[Prompt]
Leave the images aside and repeat the whole listing exactly.

[Supplied records]
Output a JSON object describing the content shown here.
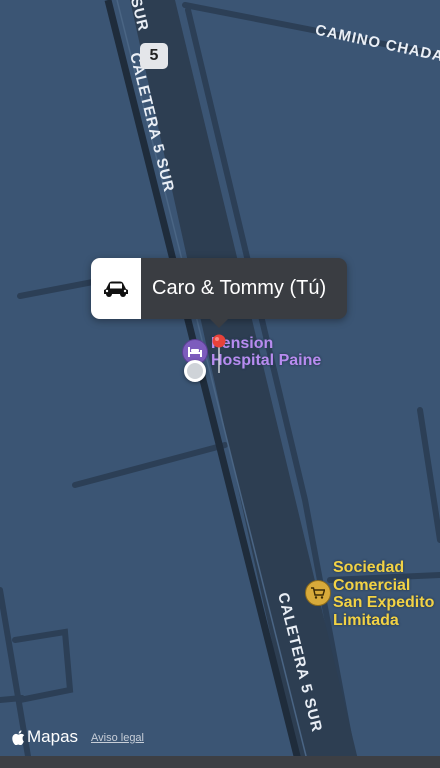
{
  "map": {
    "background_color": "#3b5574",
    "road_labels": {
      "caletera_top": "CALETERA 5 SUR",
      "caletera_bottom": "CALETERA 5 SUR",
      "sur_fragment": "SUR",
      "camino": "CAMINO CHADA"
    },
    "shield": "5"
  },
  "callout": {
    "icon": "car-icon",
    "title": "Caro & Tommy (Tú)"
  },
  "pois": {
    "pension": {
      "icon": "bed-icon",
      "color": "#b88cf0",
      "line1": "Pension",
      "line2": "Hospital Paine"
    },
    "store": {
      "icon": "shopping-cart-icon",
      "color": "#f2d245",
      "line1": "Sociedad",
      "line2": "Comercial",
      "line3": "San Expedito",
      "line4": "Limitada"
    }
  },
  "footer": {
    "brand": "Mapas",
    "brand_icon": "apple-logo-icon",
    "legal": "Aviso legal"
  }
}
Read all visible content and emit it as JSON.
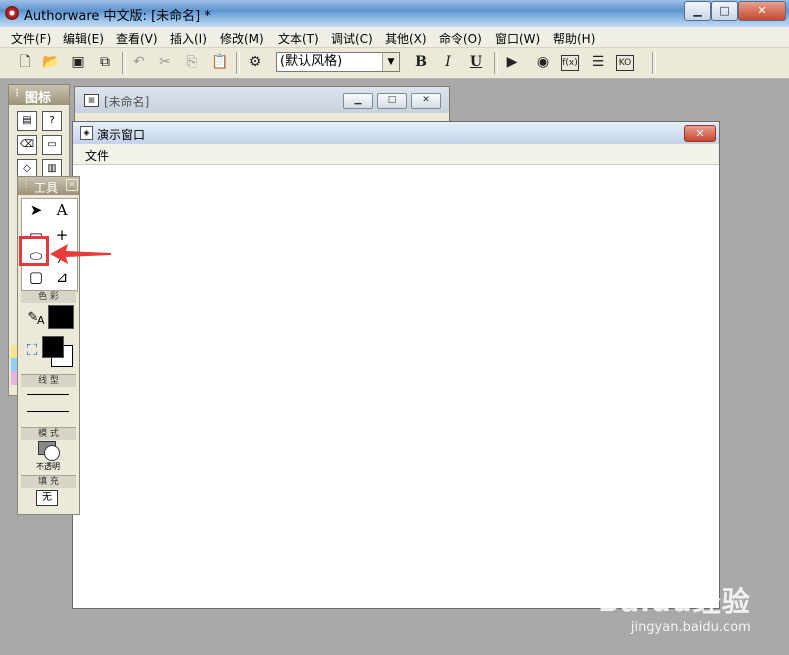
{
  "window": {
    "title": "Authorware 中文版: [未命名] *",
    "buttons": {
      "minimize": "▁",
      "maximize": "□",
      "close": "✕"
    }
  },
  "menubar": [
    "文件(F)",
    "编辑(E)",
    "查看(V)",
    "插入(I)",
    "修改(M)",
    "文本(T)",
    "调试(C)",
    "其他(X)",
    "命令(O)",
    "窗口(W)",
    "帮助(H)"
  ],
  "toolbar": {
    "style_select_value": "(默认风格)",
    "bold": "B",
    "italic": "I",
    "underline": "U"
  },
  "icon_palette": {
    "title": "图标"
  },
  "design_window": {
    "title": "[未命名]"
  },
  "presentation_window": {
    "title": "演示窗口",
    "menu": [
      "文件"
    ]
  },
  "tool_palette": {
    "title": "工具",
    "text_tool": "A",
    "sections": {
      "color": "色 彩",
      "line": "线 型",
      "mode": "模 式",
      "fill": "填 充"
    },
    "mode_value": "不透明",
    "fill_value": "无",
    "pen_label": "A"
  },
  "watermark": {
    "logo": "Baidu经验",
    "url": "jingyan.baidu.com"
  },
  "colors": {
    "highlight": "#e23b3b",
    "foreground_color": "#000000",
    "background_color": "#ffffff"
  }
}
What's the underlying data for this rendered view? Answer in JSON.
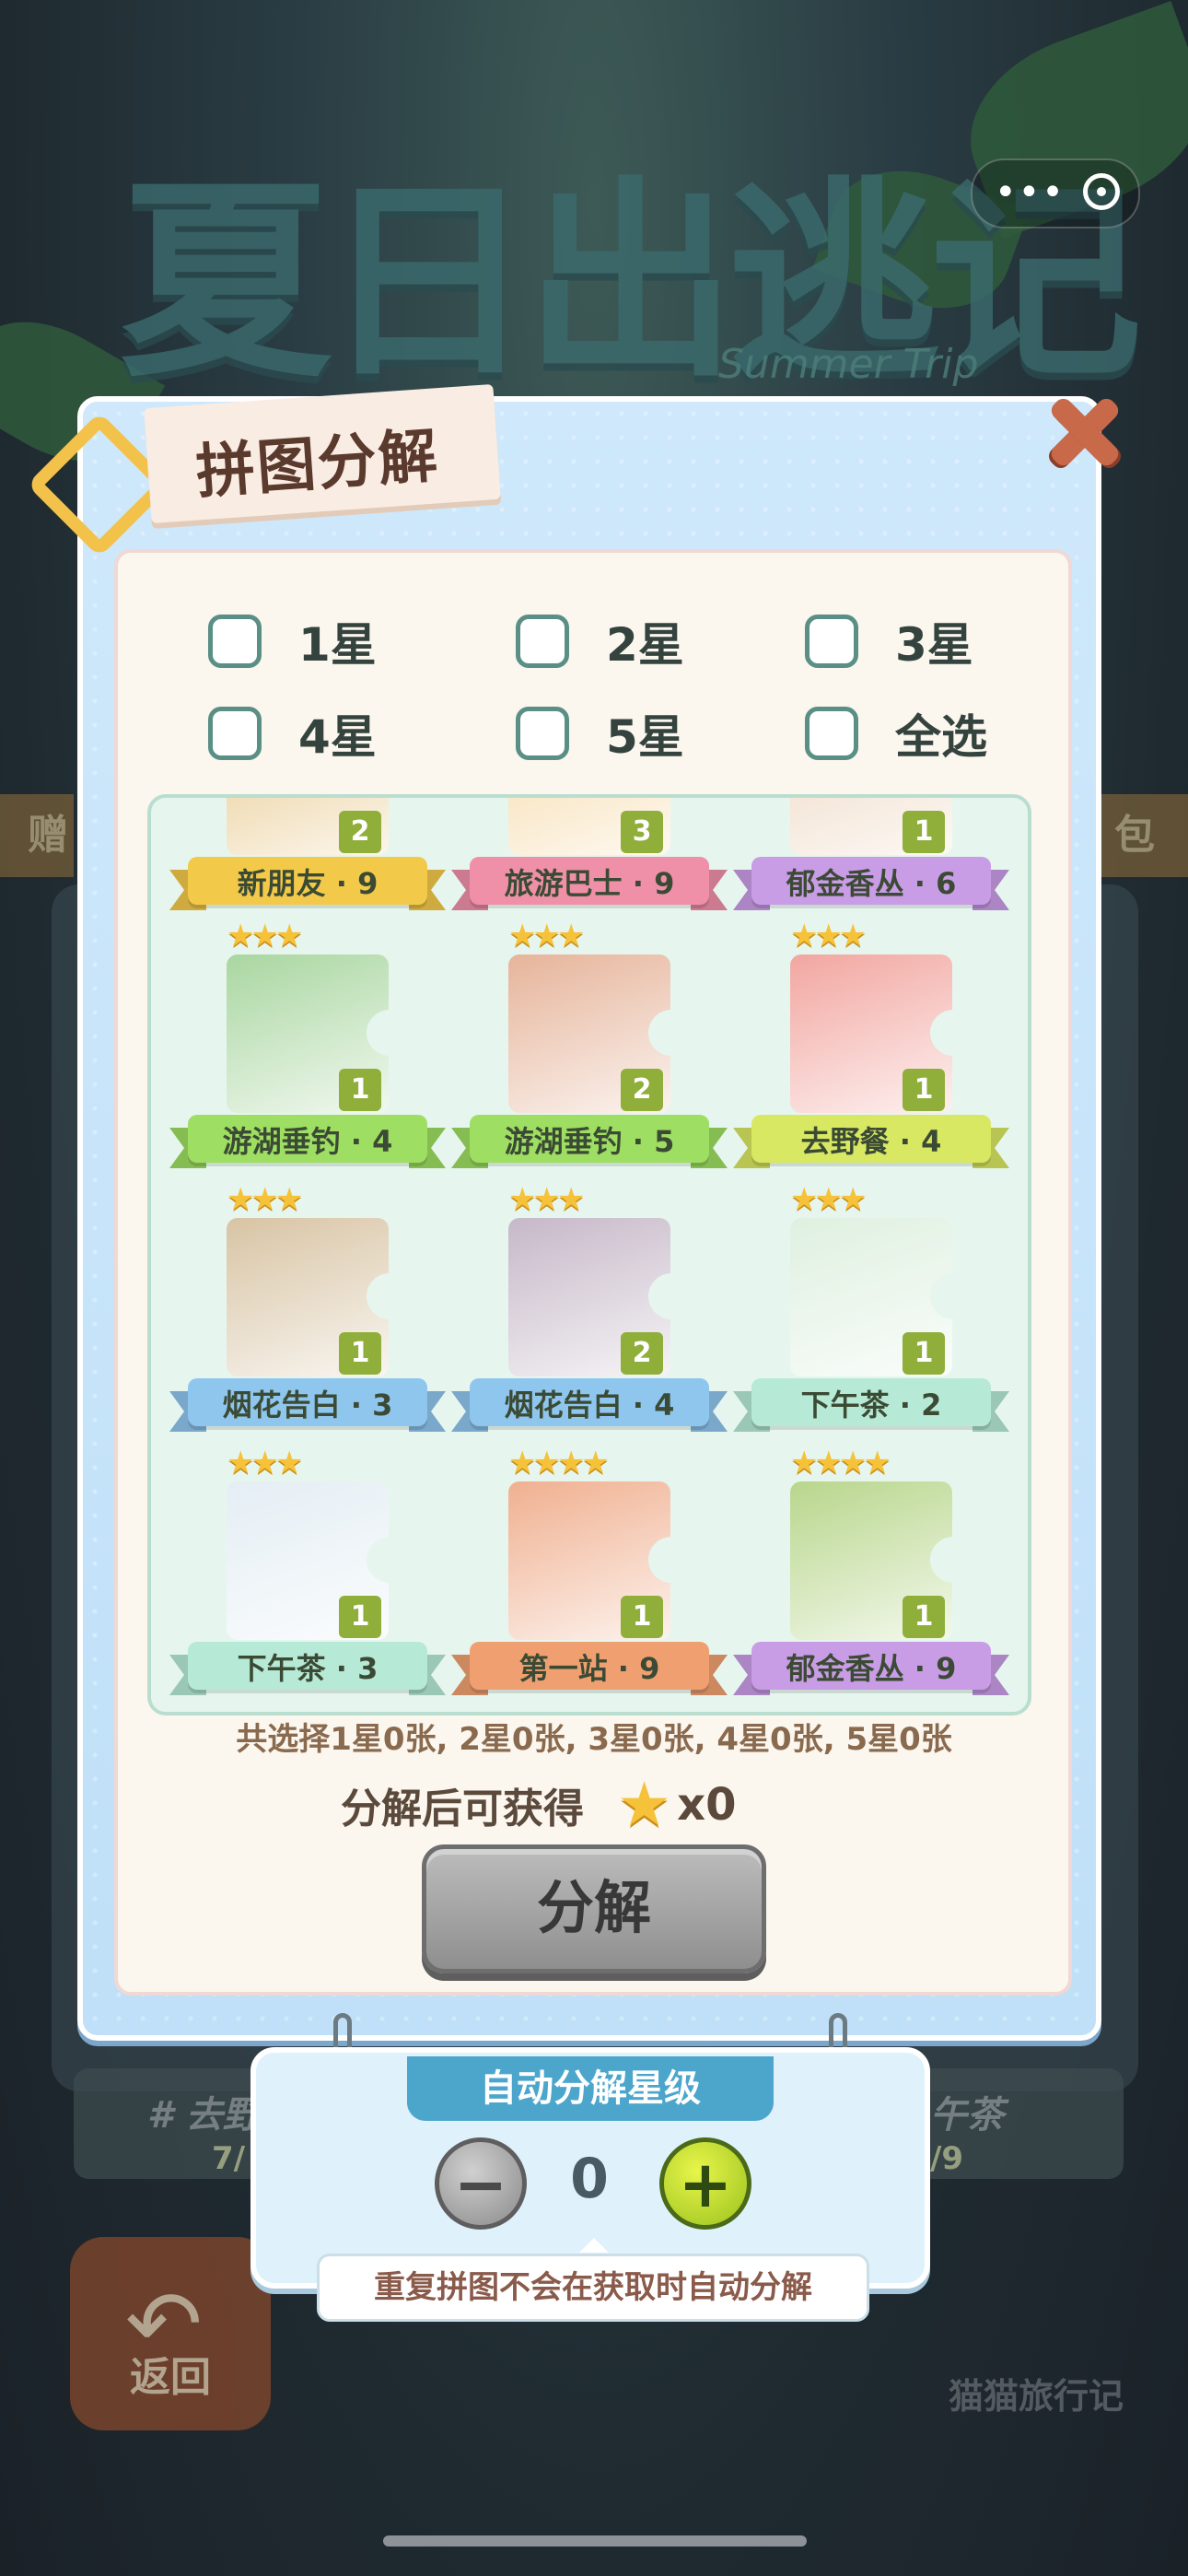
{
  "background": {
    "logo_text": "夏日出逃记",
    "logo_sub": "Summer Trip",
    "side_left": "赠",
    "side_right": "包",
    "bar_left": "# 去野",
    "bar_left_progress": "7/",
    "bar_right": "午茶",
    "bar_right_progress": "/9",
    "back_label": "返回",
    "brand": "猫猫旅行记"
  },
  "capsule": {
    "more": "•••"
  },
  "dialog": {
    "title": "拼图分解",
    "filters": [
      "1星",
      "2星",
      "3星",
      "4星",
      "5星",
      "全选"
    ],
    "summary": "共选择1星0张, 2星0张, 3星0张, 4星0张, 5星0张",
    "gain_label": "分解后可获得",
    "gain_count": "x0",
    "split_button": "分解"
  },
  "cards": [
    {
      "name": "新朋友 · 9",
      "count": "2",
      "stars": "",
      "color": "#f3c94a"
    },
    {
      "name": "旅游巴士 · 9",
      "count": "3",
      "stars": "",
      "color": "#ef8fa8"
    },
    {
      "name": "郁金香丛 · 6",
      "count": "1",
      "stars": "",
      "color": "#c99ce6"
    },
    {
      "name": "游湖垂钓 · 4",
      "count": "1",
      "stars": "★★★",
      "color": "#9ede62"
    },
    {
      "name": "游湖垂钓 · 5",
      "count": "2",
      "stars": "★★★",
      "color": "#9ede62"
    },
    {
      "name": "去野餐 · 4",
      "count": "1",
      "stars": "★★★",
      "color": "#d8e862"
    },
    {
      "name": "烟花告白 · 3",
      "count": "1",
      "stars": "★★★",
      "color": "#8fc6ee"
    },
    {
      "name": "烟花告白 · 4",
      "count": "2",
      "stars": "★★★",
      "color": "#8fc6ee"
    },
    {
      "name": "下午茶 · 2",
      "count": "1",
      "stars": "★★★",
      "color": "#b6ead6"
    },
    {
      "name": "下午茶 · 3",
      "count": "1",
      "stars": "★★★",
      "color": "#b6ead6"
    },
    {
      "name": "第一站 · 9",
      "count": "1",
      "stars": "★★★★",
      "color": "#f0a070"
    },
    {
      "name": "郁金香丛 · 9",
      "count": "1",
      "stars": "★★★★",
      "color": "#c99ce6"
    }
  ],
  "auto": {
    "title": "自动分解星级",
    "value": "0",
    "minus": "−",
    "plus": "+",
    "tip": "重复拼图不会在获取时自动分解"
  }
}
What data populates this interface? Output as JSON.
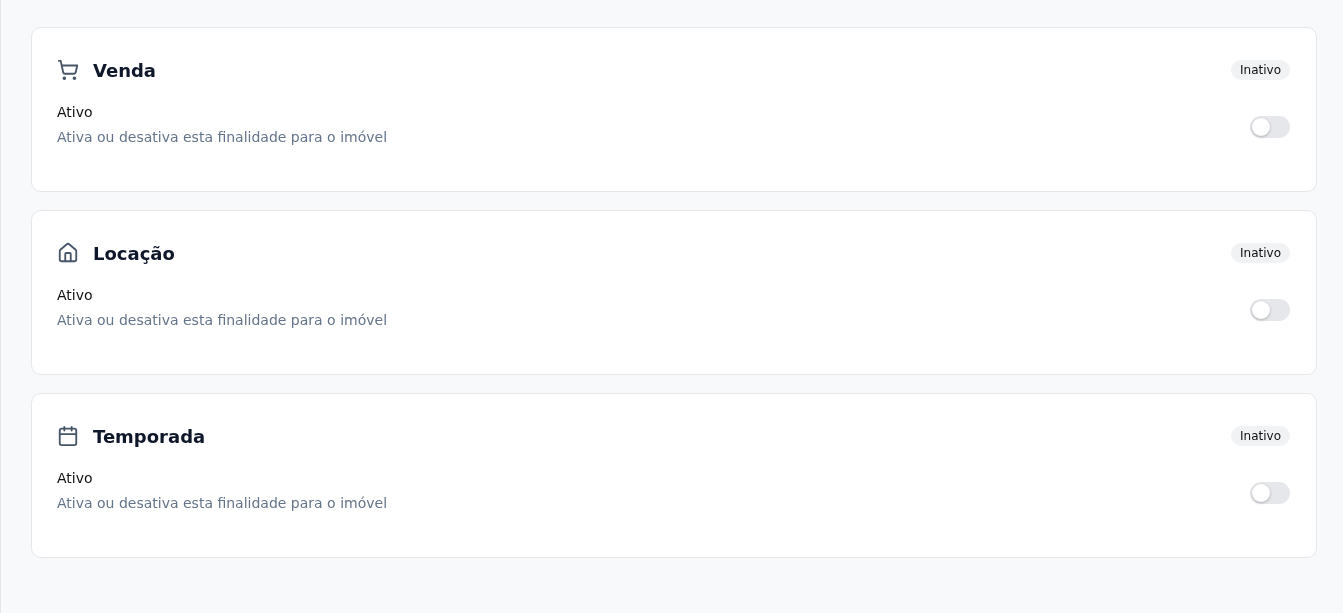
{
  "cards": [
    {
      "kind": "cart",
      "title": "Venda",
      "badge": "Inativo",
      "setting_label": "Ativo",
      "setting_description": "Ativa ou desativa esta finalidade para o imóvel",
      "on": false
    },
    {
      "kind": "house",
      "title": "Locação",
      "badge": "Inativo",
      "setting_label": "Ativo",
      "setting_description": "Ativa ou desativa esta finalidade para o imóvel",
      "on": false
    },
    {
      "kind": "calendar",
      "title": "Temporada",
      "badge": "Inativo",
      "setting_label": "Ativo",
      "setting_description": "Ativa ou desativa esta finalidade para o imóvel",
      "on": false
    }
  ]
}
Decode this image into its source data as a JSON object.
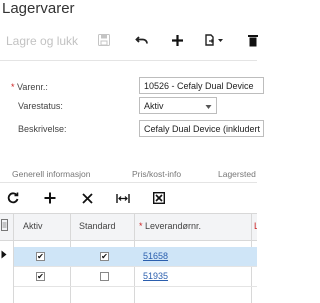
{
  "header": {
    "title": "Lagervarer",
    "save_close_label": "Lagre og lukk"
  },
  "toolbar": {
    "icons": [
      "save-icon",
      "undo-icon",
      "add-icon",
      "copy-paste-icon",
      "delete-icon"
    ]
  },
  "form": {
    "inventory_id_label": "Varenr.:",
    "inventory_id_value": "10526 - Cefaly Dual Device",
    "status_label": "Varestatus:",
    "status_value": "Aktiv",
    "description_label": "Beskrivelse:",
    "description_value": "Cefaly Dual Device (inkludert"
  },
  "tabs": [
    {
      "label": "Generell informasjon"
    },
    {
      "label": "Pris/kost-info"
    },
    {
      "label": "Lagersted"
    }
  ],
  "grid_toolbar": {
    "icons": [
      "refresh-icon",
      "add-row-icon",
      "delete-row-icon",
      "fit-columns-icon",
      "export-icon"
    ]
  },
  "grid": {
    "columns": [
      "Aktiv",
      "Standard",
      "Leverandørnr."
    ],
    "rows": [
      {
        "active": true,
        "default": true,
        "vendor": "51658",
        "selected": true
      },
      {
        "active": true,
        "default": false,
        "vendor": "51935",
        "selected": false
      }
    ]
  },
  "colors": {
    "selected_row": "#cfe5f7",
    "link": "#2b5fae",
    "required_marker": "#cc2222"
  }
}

[The answer]
Output a JSON object describing the content shown here.
{
  "map": {
    "background_color": "#3b5574",
    "road_labels": {
      "caletera_top": "CALETERA 5 SUR",
      "caletera_bottom": "CALETERA 5 SUR",
      "sur_fragment": "SUR",
      "camino": "CAMINO CHADA"
    },
    "shield": "5"
  },
  "callout": {
    "icon": "car-icon",
    "title": "Caro & Tommy (Tú)"
  },
  "pois": {
    "pension": {
      "icon": "bed-icon",
      "color": "#b88cf0",
      "line1": "Pension",
      "line2": "Hospital Paine"
    },
    "store": {
      "icon": "shopping-cart-icon",
      "color": "#f2d245",
      "line1": "Sociedad",
      "line2": "Comercial",
      "line3": "San Expedito",
      "line4": "Limitada"
    }
  },
  "footer": {
    "brand": "Mapas",
    "brand_icon": "apple-logo-icon",
    "legal": "Aviso legal"
  }
}
Read all visible content and emit it as JSON.
{
  "window": {
    "title": "Authorware 中文版: [未命名] *",
    "buttons": {
      "minimize": "▁",
      "maximize": "□",
      "close": "✕"
    }
  },
  "menubar": [
    "文件(F)",
    "编辑(E)",
    "查看(V)",
    "插入(I)",
    "修改(M)",
    "文本(T)",
    "调试(C)",
    "其他(X)",
    "命令(O)",
    "窗口(W)",
    "帮助(H)"
  ],
  "toolbar": {
    "style_select_value": "(默认风格)",
    "bold": "B",
    "italic": "I",
    "underline": "U"
  },
  "icon_palette": {
    "title": "图标"
  },
  "design_window": {
    "title": "[未命名]"
  },
  "presentation_window": {
    "title": "演示窗口",
    "menu": [
      "文件"
    ]
  },
  "tool_palette": {
    "title": "工具",
    "text_tool": "A",
    "sections": {
      "color": "色 彩",
      "line": "线 型",
      "mode": "模 式",
      "fill": "填 充"
    },
    "mode_value": "不透明",
    "fill_value": "无",
    "pen_label": "A"
  },
  "watermark": {
    "logo": "Baidu经验",
    "url": "jingyan.baidu.com"
  },
  "colors": {
    "highlight": "#e23b3b",
    "foreground_color": "#000000",
    "background_color": "#ffffff"
  }
}
What's the underlying data for this rendered view? Answer in JSON.
{
  "background": {
    "logo_text": "夏日出逃记",
    "logo_sub": "Summer Trip",
    "side_left": "赠",
    "side_right": "包",
    "bar_left": "# 去野",
    "bar_left_progress": "7/",
    "bar_right": "午茶",
    "bar_right_progress": "/9",
    "back_label": "返回",
    "brand": "猫猫旅行记"
  },
  "capsule": {
    "more": "•••"
  },
  "dialog": {
    "title": "拼图分解",
    "filters": [
      "1星",
      "2星",
      "3星",
      "4星",
      "5星",
      "全选"
    ],
    "summary": "共选择1星0张, 2星0张, 3星0张, 4星0张, 5星0张",
    "gain_label": "分解后可获得",
    "gain_count": "x0",
    "split_button": "分解"
  },
  "cards": [
    {
      "name": "新朋友 · 9",
      "count": "2",
      "stars": "",
      "color": "#f3c94a"
    },
    {
      "name": "旅游巴士 · 9",
      "count": "3",
      "stars": "",
      "color": "#ef8fa8"
    },
    {
      "name": "郁金香丛 · 6",
      "count": "1",
      "stars": "",
      "color": "#c99ce6"
    },
    {
      "name": "游湖垂钓 · 4",
      "count": "1",
      "stars": "★★★",
      "color": "#9ede62"
    },
    {
      "name": "游湖垂钓 · 5",
      "count": "2",
      "stars": "★★★",
      "color": "#9ede62"
    },
    {
      "name": "去野餐 · 4",
      "count": "1",
      "stars": "★★★",
      "color": "#d8e862"
    },
    {
      "name": "烟花告白 · 3",
      "count": "1",
      "stars": "★★★",
      "color": "#8fc6ee"
    },
    {
      "name": "烟花告白 · 4",
      "count": "2",
      "stars": "★★★",
      "color": "#8fc6ee"
    },
    {
      "name": "下午茶 · 2",
      "count": "1",
      "stars": "★★★",
      "color": "#b6ead6"
    },
    {
      "name": "下午茶 · 3",
      "count": "1",
      "stars": "★★★",
      "color": "#b6ead6"
    },
    {
      "name": "第一站 · 9",
      "count": "1",
      "stars": "★★★★",
      "color": "#f0a070"
    },
    {
      "name": "郁金香丛 · 9",
      "count": "1",
      "stars": "★★★★",
      "color": "#c99ce6"
    }
  ],
  "auto": {
    "title": "自动分解星级",
    "value": "0",
    "minus": "−",
    "plus": "+",
    "tip": "重复拼图不会在获取时自动分解"
  }
}
What data populates this interface? Output as JSON.
{
  "cards": [
    {
      "kind": "cart",
      "title": "Venda",
      "badge": "Inativo",
      "setting_label": "Ativo",
      "setting_description": "Ativa ou desativa esta finalidade para o imóvel",
      "on": false
    },
    {
      "kind": "house",
      "title": "Locação",
      "badge": "Inativo",
      "setting_label": "Ativo",
      "setting_description": "Ativa ou desativa esta finalidade para o imóvel",
      "on": false
    },
    {
      "kind": "calendar",
      "title": "Temporada",
      "badge": "Inativo",
      "setting_label": "Ativo",
      "setting_description": "Ativa ou desativa esta finalidade para o imóvel",
      "on": false
    }
  ]
}
Decode this image into its source data as a JSON object.
{
  "header": {
    "title": "Lagervarer",
    "save_close_label": "Lagre og lukk"
  },
  "toolbar": {
    "icons": [
      "save-icon",
      "undo-icon",
      "add-icon",
      "copy-paste-icon",
      "delete-icon"
    ]
  },
  "form": {
    "inventory_id_label": "Varenr.:",
    "inventory_id_value": "10526 - Cefaly Dual Device",
    "status_label": "Varestatus:",
    "status_value": "Aktiv",
    "description_label": "Beskrivelse:",
    "description_value": "Cefaly Dual Device (inkludert"
  },
  "tabs": [
    {
      "label": "Generell informasjon"
    },
    {
      "label": "Pris/kost-info"
    },
    {
      "label": "Lagersted"
    }
  ],
  "grid_toolbar": {
    "icons": [
      "refresh-icon",
      "add-row-icon",
      "delete-row-icon",
      "fit-columns-icon",
      "export-icon"
    ]
  },
  "grid": {
    "columns": [
      "Aktiv",
      "Standard",
      "Leverandørnr."
    ],
    "rows": [
      {
        "active": true,
        "default": true,
        "vendor": "51658",
        "selected": true
      },
      {
        "active": true,
        "default": false,
        "vendor": "51935",
        "selected": false
      }
    ]
  },
  "colors": {
    "selected_row": "#cfe5f7",
    "link": "#2b5fae",
    "required_marker": "#cc2222"
  }
}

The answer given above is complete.